(Stored dataset items)
*** Begin section ***

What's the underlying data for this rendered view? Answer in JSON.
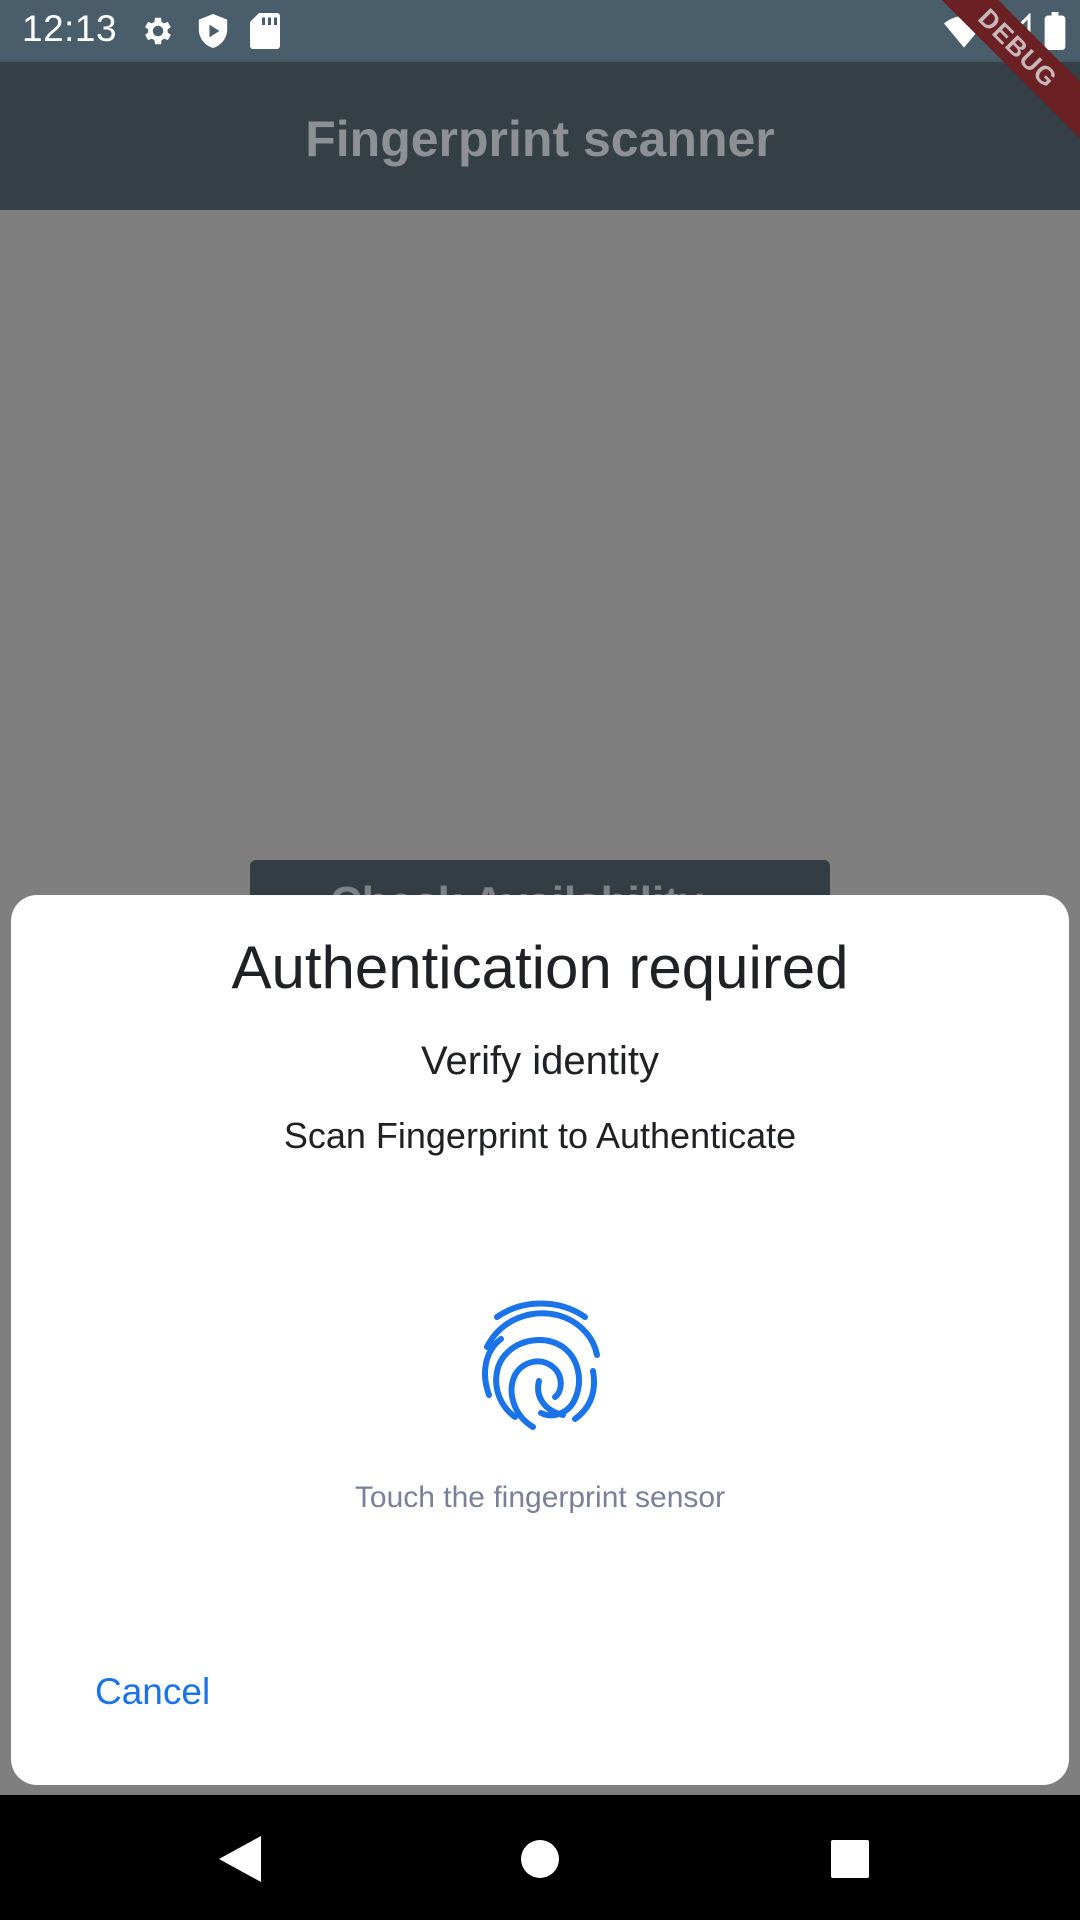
{
  "status_bar": {
    "time": "12:13",
    "left_icons": [
      "gear-icon",
      "shield-play-icon",
      "sd-card-icon"
    ],
    "right_icons": [
      "wifi-icon",
      "cell-signal-icon",
      "battery-icon"
    ]
  },
  "app_bar": {
    "title": "Fingerprint scanner",
    "debug_label": "DEBUG"
  },
  "main": {
    "check_button_label": "Check Availability"
  },
  "dialog": {
    "title": "Authentication required",
    "subtitle": "Verify identity",
    "description": "Scan Fingerprint to Authenticate",
    "hint": "Touch the fingerprint sensor",
    "cancel_label": "Cancel",
    "icon": "fingerprint-icon"
  },
  "nav_bar": {
    "buttons": [
      "back-icon",
      "home-icon",
      "recents-icon"
    ]
  },
  "colors": {
    "accent": "#1a73e8",
    "scrim": "#7f7f7f",
    "app_bar": "#343f46",
    "status_bar": "#4a5d6a"
  }
}
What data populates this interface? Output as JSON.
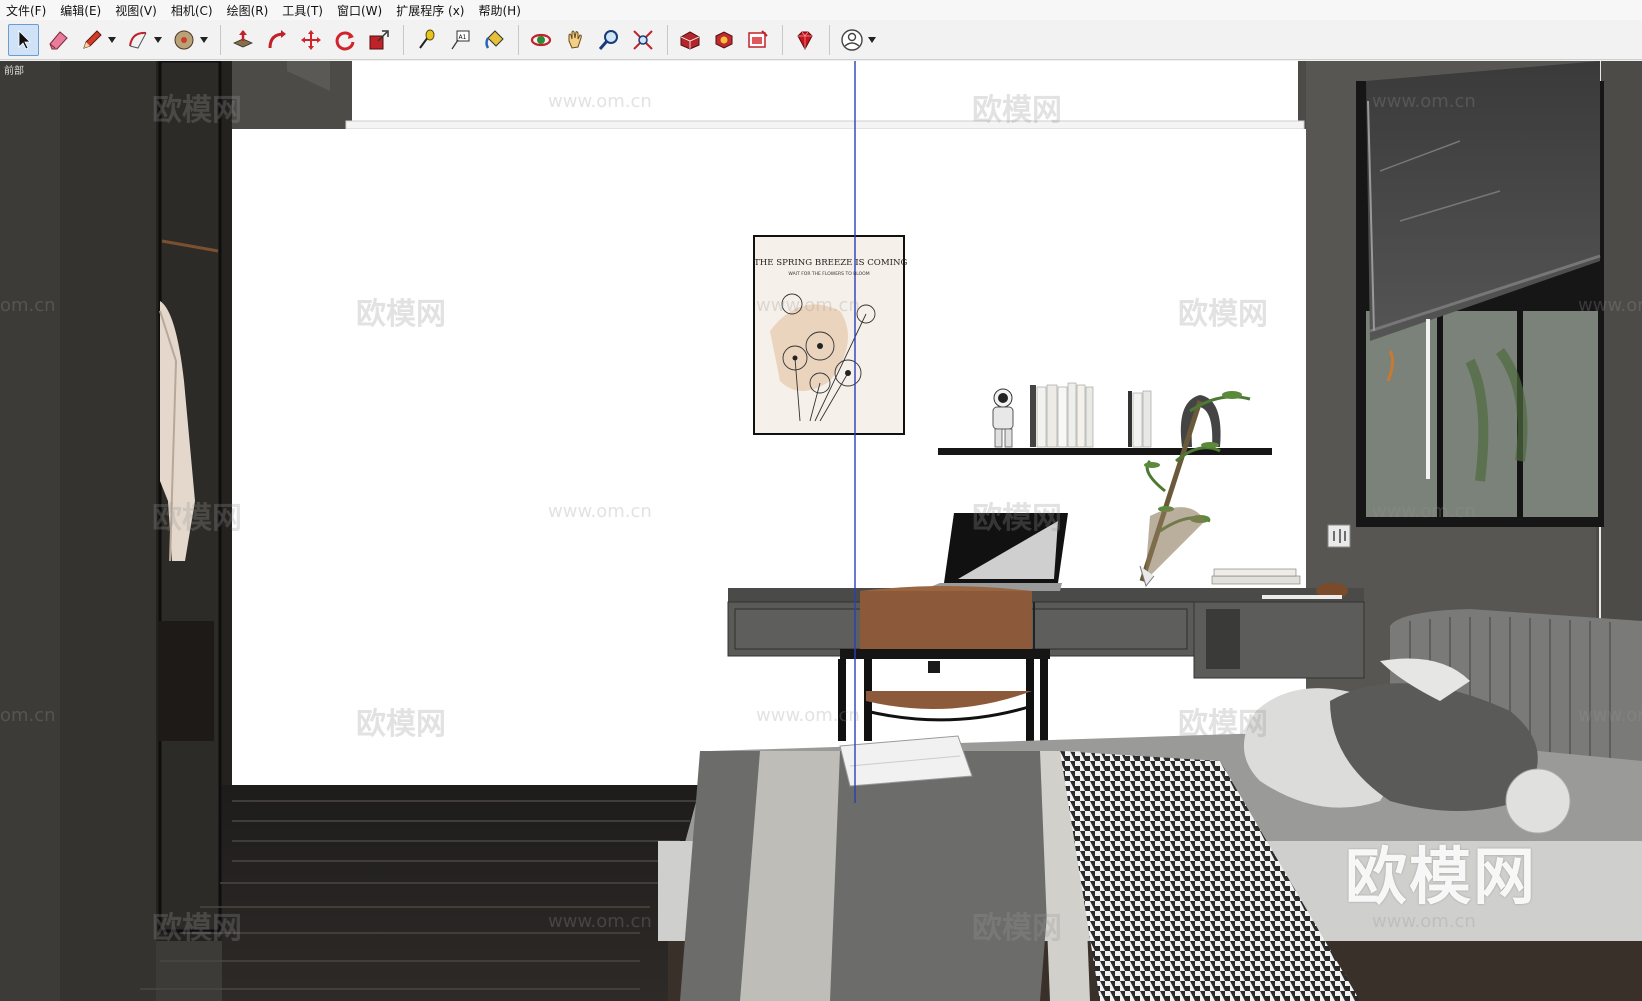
{
  "menu": {
    "items": [
      "文件(F)",
      "编辑(E)",
      "视图(V)",
      "相机(C)",
      "绘图(R)",
      "工具(T)",
      "窗口(W)",
      "扩展程序 (x)",
      "帮助(H)"
    ]
  },
  "toolbar": {
    "tools": [
      {
        "icon": "select-arrow-icon",
        "active": true
      },
      {
        "icon": "eraser-icon"
      },
      {
        "icon": "pencil-icon",
        "dropdown": true
      },
      {
        "icon": "arc-icon",
        "dropdown": true
      },
      {
        "icon": "circle-shape-icon",
        "dropdown": true
      },
      {
        "icon": "push-pull-icon"
      },
      {
        "icon": "follow-me-icon"
      },
      {
        "icon": "move-icon"
      },
      {
        "icon": "rotate-icon"
      },
      {
        "icon": "scale-icon"
      },
      {
        "icon": "tape-measure-icon"
      },
      {
        "icon": "text-label-icon"
      },
      {
        "icon": "paint-bucket-icon"
      },
      {
        "icon": "orbit-icon"
      },
      {
        "icon": "pan-hand-icon"
      },
      {
        "icon": "zoom-icon"
      },
      {
        "icon": "zoom-extents-icon"
      },
      {
        "icon": "warehouse-icon"
      },
      {
        "icon": "extension-warehouse-icon"
      },
      {
        "icon": "layout-icon"
      },
      {
        "icon": "ruby-gem-icon"
      },
      {
        "icon": "account-icon",
        "dropdown": true
      }
    ]
  },
  "viewport": {
    "view_label": "前部",
    "poster": {
      "title": "THE SPRING BREEZE IS COMING",
      "subtitle": "WAIT FOR THE FLOWERS TO BLOOM"
    },
    "watermark": {
      "brand": "欧模网",
      "url": "www.om.cn",
      "partial": "om.cn"
    }
  },
  "colors": {
    "selection_border": "#6d9ccf",
    "selection_fill": "#cfe2f7",
    "wall_white": "#ffffff",
    "wall_dark": "#4a4a48",
    "axis_blue": "#2b3fb8"
  }
}
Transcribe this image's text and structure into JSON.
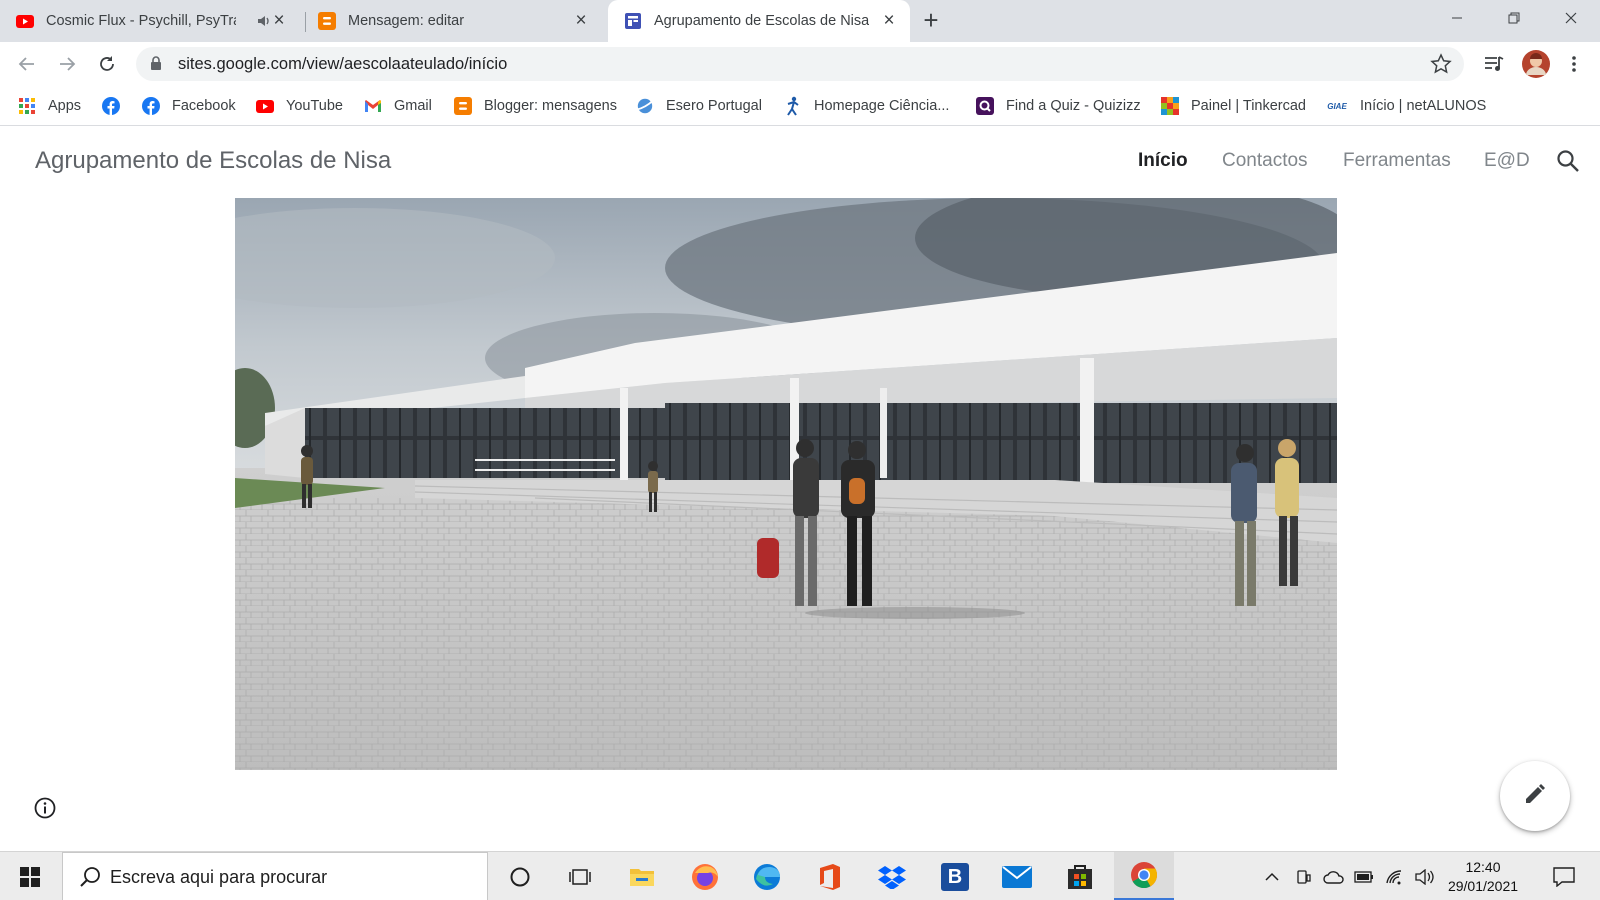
{
  "browser": {
    "tabs": [
      {
        "title": "Cosmic Flux - Psychill, PsyTra",
        "favicon": "youtube-icon",
        "audio": true,
        "active": false
      },
      {
        "title": "Mensagem: editar",
        "favicon": "blogger-icon",
        "active": false
      },
      {
        "title": "Agrupamento de Escolas de Nisa",
        "favicon": "google-sites-icon",
        "active": true
      }
    ],
    "address_bar": {
      "url": "sites.google.com/view/aescolaateulado/início"
    },
    "bookmarks": [
      {
        "label": "Apps",
        "icon": "apps-grid-icon"
      },
      {
        "label": "",
        "icon": "facebook-icon"
      },
      {
        "label": "Facebook",
        "icon": "facebook-icon"
      },
      {
        "label": "YouTube",
        "icon": "youtube-icon"
      },
      {
        "label": "Gmail",
        "icon": "gmail-icon"
      },
      {
        "label": "Blogger: mensagens",
        "icon": "blogger-icon"
      },
      {
        "label": "Esero Portugal",
        "icon": "esero-icon"
      },
      {
        "label": "Homepage Ciência...",
        "icon": "ciencia-icon"
      },
      {
        "label": "Find a Quiz - Quizizz",
        "icon": "quizizz-icon"
      },
      {
        "label": "Painel | Tinkercad",
        "icon": "tinkercad-icon"
      },
      {
        "label": "Início | netALUNOS",
        "icon": "giae-icon",
        "icon_text": "GIAE"
      }
    ]
  },
  "site": {
    "title": "Agrupamento de Escolas de Nisa",
    "nav": [
      {
        "label": "Início",
        "active": true
      },
      {
        "label": "Contactos",
        "active": false
      },
      {
        "label": "Ferramentas",
        "active": false
      },
      {
        "label": "E@D",
        "active": false
      }
    ],
    "hero_image": "school-building-rendering"
  },
  "taskbar": {
    "search_placeholder": "Escreva aqui para procurar",
    "apps": [
      "cortana-icon",
      "task-view-icon",
      "file-explorer-icon",
      "firefox-icon",
      "edge-icon",
      "office-icon",
      "dropbox-icon",
      "b-app-icon",
      "mail-icon",
      "store-icon",
      "chrome-icon"
    ],
    "b_app_letter": "B",
    "time": "12:40",
    "date": "29/01/2021"
  },
  "colors": {
    "tabstrip": "#dee1e6",
    "accent": "#1a73e8",
    "taskbar": "#ececec"
  }
}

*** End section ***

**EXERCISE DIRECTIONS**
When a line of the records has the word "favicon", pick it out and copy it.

**OUTPUT**
        "favicon": "youtube-icon",
        "favicon": "blogger-icon",
        "favicon": "google-sites-icon",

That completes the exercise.